Guitarist Graham Nash knew Stephen Stills and David Crosby socially as two of the pedestrians who walked the Los Angeles streets during the sixties. An Englishman by birth, Nash’s voice slipped beautifully among them. Nash knew then that he had to quit The Hollies, what with the other two free of musical engagements and this fresh sound ringing in his ears. So, he upped and left to record an album with Crosby and Stills.
Their first work made no attempt to wash their listeners with any imposing moniker. Instead, Crosby, Stills & Nash (1969) showcased a rustic chamber-piece that still stands as one of the 60s’ more impressive works.
Even as that decade ended, Crosby, Stills & Nash were more reverent of the era, their tasty “Woodstock” cover mindful of the musical tent-pole they’d performed with Jimi Hendrix, Janis Joplin, and The Who.
Yet there was more to their palette than nostalgia. Their second album might have been called Déjà Vu, yet every note presented was modern invention and intricacy. Neil Young was now credited as a fourth frontman, his distinctive work making him an obvious candidate to fill out the album’s material. Not since The White Album had a work featured such coherent individuality.
The work is excellent. There’s Crosby’s blistering “Almost Cut My Hair,” Nash’s jaunty “Our House” before the elegiac “Everybody I Love You” closes out the record. A rare Stills and Young co-write, the album reunited the Buffalo Springfield bandmates.

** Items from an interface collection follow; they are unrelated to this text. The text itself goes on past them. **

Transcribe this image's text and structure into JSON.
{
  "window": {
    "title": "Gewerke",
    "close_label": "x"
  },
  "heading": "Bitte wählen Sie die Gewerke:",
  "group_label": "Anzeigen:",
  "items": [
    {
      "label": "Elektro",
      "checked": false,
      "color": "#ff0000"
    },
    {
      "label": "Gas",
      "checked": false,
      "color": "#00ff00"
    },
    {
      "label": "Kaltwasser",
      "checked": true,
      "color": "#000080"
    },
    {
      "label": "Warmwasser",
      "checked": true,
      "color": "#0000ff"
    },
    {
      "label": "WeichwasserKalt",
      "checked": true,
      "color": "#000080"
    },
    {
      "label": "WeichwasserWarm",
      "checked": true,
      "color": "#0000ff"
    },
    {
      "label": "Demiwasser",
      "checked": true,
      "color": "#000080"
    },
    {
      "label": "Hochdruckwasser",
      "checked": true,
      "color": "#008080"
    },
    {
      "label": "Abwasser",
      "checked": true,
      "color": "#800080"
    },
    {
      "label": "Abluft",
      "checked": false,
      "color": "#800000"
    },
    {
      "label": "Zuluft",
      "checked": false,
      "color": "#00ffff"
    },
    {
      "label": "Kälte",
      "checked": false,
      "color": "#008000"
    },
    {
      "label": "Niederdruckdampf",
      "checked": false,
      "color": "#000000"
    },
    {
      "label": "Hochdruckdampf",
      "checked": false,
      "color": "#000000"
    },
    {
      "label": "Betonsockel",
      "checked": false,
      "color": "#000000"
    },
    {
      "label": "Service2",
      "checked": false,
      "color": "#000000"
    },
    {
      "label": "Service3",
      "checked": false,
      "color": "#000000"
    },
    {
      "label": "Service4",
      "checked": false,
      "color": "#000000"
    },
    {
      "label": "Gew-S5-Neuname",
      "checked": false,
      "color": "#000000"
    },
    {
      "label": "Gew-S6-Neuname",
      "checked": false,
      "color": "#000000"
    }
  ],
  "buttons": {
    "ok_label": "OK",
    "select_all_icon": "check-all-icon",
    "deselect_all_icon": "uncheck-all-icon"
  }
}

Buffalo Springfield was inducted into the Rock and Roll of Fame in 1997. Young was previously inducted as a solo artist in 1995, though tellingly his name did not join Crosby, Stills & Nash during their ceremony.
His was the career that ran most separately to the group. Regularly absent from the songs that weren’t of his writing, Young’s most astonishing contributions to the group were his lyrics. The dream-like “Country Girl” and rueful “Helpless” stand as two of the record’s more exceptional moments. His bandmates joined him on the simmering chorus of “Helpless,” a choral line that Rick Danko and Robbie Robertson later reimagined during Young’s performance at The Last Waltz.
That the quartet could achieve such fame despite their disparate nations (America, Britain, and Canada) showed their effortless talent. Simply listen to the vocal weaving over “Carry On,” Stills’ opener.
A somber acoustic piece, it may have influenced Led Zeppelin’s “Friends” (Robert Plant was photographed at their Wembley Stadium concert in 1974). Drummer Dallas Taylor proved the album’s bedrock, while The Grateful Dead’s Jerry Garcia guested on “Teach Your Children.” Crosby, Stills & Nash sang “Teach Your Children” at Live Aid, the somber piece mellowing its audience after a thunderous torrent of rock riffs and keyboard pieces.
The configuration worked both with and without Young. Yet there was a power to the four-piece, as they produced something intangible that could only grow. As the 70s passed into the 80s, Crosby, Stills & Nash found their fortunes restored when they reunited with Young for the platinum-selling American Dream (1988). By then they´d literally achieved “déjà vu.” Which said everything about the quality of their second release!